Tally up the lines below containing the string "title", then write the number alone.

● ● ● ● ●

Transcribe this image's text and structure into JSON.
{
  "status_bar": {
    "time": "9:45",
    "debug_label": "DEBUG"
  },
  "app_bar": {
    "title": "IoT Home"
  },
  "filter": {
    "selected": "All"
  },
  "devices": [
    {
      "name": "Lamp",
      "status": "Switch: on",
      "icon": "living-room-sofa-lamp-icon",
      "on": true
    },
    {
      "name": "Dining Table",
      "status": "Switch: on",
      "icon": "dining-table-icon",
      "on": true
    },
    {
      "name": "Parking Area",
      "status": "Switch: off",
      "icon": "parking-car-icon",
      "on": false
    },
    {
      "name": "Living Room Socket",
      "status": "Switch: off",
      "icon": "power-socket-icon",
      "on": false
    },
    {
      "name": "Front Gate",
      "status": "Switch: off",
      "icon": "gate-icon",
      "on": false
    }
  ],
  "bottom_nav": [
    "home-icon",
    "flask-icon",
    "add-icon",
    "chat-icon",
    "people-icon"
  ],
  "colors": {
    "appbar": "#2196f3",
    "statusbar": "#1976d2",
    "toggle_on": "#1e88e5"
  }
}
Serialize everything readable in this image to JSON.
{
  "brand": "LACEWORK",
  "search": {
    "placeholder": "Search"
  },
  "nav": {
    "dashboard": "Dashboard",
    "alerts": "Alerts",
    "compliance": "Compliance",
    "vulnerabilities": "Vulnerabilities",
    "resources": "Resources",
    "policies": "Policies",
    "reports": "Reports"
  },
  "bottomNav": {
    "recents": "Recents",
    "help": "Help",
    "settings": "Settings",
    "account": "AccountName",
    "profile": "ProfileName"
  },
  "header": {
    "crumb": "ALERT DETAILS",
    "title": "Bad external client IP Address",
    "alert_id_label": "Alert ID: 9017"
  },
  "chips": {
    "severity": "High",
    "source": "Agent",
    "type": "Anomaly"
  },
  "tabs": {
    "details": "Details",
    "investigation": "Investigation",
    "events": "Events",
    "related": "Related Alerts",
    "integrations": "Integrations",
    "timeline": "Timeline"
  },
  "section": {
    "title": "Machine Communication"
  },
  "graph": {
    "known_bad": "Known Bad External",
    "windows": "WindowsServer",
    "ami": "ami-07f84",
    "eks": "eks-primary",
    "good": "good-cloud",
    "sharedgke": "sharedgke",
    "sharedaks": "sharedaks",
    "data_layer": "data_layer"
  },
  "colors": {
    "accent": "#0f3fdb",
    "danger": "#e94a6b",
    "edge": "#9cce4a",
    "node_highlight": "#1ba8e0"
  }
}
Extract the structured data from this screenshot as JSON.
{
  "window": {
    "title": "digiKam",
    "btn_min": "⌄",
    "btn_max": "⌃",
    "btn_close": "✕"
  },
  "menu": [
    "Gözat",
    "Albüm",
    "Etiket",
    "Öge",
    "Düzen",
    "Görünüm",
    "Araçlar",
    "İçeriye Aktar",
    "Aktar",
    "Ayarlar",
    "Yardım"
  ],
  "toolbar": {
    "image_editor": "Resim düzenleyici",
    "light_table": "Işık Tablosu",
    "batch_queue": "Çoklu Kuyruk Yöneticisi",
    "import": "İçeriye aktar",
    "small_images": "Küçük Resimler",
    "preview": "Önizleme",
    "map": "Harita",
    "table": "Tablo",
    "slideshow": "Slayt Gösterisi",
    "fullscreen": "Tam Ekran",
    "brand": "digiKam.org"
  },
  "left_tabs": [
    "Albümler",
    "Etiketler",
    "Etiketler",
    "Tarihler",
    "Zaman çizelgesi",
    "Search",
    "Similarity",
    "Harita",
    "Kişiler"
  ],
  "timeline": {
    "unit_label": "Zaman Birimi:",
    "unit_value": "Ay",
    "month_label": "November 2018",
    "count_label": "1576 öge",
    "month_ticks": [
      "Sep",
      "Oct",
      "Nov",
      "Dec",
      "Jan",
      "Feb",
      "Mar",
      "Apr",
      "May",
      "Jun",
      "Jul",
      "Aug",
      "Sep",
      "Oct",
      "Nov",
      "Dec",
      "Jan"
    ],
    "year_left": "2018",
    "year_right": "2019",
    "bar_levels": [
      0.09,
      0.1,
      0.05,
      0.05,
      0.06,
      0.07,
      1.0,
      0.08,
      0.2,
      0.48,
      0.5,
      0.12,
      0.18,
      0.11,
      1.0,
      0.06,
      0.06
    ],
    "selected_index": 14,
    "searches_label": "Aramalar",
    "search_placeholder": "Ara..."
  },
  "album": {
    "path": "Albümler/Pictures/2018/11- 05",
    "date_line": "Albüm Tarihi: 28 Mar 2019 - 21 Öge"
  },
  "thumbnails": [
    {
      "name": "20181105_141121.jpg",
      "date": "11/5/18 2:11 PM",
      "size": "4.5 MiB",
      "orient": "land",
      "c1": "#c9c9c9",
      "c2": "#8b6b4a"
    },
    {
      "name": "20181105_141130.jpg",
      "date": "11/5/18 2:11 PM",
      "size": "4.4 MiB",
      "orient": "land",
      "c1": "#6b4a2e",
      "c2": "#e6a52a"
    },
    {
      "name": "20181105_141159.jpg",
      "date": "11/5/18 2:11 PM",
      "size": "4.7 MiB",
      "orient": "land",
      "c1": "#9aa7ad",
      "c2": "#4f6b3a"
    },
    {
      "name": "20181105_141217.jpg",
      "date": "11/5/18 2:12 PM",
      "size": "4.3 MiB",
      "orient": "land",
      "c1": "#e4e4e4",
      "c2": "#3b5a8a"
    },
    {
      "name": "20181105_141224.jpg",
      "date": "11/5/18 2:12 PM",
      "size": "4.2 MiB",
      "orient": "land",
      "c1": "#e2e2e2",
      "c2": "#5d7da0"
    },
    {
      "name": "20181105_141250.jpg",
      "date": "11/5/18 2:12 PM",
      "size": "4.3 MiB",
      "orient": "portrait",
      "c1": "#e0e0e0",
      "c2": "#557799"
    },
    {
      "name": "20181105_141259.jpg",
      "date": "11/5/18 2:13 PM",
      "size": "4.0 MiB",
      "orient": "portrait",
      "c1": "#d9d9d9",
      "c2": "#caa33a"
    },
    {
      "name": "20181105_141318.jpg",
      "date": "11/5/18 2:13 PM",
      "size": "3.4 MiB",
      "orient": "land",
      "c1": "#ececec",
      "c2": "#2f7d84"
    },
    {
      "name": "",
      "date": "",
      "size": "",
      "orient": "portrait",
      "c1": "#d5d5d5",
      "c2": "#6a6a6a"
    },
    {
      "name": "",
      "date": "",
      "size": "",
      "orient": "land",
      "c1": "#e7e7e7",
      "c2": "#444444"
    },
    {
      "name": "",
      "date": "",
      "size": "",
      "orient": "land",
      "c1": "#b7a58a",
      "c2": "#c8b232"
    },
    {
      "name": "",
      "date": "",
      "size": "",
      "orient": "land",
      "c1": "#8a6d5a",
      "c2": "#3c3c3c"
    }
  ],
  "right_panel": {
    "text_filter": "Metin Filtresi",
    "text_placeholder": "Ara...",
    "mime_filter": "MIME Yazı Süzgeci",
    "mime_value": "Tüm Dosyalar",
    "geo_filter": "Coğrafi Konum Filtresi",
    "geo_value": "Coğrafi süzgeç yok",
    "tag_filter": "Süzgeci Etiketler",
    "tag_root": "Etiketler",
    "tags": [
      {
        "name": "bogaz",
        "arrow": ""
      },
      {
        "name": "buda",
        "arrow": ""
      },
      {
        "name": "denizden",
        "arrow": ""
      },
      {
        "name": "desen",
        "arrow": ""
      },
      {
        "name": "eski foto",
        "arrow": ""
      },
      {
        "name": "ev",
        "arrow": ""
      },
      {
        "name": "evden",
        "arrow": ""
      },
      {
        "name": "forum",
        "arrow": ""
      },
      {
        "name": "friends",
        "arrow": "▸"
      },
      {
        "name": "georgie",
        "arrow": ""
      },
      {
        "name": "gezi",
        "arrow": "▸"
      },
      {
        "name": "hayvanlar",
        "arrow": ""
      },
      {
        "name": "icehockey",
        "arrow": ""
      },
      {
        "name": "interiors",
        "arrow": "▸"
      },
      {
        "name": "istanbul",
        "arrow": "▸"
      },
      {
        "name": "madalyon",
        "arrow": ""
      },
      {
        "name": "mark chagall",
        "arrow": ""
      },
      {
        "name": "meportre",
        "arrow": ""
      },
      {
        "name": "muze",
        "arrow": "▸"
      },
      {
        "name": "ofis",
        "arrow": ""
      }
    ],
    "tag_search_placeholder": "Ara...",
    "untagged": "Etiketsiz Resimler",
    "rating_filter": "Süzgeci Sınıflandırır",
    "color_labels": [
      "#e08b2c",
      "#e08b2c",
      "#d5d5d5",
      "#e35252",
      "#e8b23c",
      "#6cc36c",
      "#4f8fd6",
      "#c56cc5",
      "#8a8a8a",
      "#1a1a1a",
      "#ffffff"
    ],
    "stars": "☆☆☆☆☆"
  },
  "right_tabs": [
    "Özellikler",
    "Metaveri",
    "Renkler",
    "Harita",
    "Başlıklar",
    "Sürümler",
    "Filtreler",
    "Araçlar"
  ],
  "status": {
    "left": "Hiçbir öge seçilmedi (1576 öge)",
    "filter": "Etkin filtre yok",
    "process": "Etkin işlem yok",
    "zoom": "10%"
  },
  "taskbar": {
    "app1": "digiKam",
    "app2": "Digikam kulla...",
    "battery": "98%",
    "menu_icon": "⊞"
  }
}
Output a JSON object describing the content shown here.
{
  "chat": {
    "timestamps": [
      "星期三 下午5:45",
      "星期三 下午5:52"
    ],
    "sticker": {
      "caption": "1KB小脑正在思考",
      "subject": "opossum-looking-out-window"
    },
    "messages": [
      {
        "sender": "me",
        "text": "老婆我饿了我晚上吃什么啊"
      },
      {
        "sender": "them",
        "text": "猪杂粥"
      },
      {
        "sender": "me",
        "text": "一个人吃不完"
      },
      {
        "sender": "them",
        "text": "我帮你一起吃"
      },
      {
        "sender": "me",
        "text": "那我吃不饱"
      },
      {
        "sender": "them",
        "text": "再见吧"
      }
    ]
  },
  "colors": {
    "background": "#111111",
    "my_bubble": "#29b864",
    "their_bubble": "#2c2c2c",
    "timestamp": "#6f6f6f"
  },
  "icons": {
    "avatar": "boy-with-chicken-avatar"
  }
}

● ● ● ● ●

» Response box
4